- Legacy Data
Legacy Data. Throughout our history, Ocean Alliance has collected enormous quantities of data. As the world’s first large whale research non-profit, these datasets are unique in how much time they cover. We are continually looking for new ways to use these datasets. In the early 2020’s we began a huge drive to digitize these data collections. The main three programs are the Southern right whale program (1971-present), whale bioacoustics library (1955-1994), and the Voyage of the Odyssey (2000-2005). All of these major programs have played an important role in shaping whale science. The Southern right whale program is the longest continually running study on a great whale on the planet, and has been key in laying foundations for modern whale science. Our bioacoustics work shed light on the fact that humpback whales sing songs, a discovery that played an important role in the global Save the Whale movement. And the Voyage of the Odyssey program demonstrated the dangerously high levels of pollutants which exist in all the world’s oceans.
- Paint Factory
Paint Factory. In 2008, Ocean Alliance purchased the Tarr & Wonson Paint Factory building in Gloucester, Massachusetts, a proud icon of the cities’ magnificent maritime heritage, to serve as our new headquarters. Lying derelict since the 1980s, Ocean Alliance has been renovating and cleaning up the dilapidated and toxic (a legacy of the anti-fouling paint that was produced here) for over a decade. We are restoring and converting the buildings into an ocean innovation center.

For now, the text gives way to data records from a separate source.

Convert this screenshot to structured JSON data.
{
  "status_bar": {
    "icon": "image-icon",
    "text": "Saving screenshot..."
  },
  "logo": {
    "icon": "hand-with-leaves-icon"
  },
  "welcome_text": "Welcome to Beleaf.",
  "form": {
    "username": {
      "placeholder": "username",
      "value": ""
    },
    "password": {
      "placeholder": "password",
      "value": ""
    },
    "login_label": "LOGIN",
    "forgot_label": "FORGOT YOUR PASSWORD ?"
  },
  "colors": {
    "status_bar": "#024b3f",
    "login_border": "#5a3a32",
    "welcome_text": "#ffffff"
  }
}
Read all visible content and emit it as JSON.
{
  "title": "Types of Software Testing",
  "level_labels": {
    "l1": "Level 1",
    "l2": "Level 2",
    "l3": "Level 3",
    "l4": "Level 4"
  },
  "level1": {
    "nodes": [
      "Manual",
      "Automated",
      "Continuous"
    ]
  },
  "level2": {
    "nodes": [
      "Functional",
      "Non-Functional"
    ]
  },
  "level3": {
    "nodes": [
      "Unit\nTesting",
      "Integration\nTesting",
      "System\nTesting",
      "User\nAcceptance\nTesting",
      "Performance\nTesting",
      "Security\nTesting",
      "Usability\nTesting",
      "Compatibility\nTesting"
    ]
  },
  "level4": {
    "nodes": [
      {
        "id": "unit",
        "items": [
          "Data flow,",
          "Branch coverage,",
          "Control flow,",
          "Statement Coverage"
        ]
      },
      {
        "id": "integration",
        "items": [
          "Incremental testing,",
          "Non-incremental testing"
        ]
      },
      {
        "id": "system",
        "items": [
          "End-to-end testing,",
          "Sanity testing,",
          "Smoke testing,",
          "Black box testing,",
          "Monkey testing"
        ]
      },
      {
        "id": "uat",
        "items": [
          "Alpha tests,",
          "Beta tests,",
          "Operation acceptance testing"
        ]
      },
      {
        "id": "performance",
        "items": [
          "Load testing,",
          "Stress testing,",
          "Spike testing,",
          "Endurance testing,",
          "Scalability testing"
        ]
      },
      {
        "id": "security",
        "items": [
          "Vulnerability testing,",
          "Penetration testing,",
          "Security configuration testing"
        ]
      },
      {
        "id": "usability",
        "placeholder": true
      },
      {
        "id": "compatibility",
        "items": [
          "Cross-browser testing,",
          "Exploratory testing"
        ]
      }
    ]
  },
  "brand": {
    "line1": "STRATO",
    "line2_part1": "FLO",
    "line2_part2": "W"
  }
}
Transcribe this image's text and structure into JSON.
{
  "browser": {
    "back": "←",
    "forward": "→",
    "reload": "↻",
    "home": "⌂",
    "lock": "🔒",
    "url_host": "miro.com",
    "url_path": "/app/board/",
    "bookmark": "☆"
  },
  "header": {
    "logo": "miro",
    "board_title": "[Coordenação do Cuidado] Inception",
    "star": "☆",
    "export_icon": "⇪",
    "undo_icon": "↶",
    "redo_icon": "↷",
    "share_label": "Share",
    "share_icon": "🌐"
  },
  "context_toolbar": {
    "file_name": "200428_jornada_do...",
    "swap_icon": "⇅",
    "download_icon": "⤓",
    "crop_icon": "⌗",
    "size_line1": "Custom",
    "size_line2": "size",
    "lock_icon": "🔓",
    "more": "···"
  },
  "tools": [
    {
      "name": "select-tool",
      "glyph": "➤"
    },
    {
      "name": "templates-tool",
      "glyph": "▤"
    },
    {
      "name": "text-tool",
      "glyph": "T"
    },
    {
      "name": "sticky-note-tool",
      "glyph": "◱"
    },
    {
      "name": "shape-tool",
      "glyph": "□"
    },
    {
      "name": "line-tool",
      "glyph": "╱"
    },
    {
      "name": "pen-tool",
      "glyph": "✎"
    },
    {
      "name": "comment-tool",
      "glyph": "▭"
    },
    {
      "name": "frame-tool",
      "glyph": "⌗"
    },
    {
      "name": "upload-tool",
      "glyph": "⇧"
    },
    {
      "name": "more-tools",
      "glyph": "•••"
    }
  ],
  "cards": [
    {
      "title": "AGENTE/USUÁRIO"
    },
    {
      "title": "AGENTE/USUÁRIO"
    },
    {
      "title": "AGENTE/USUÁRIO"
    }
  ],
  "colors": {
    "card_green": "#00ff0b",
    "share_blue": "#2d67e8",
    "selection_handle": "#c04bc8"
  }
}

Sustainable use of the oceans through uses such as clean energy (i.e. wind and tidal power), aquaculture, and whale friendly fishing techniques are the future of our ocean: and these are the kind of technologies we hope to foster at the site. The buildings act as a link between Gloucester’s past and its future as part of the global Blue Economy.
Today. Today, we continue all of the above, and wow does it keep us busy. Ocean Alliance CEO Dr. Kerr likes to say that we are a group that bites off more than we can chew and chews it. We are a small group with a big impact. Our team work hard all through the year, balancing different projects and programs, with everyone chipping in in different areas. It might sound chaotic, but it isn’t – our experience and history always keep us focused on our goal: of protecting whales and their ocean environment.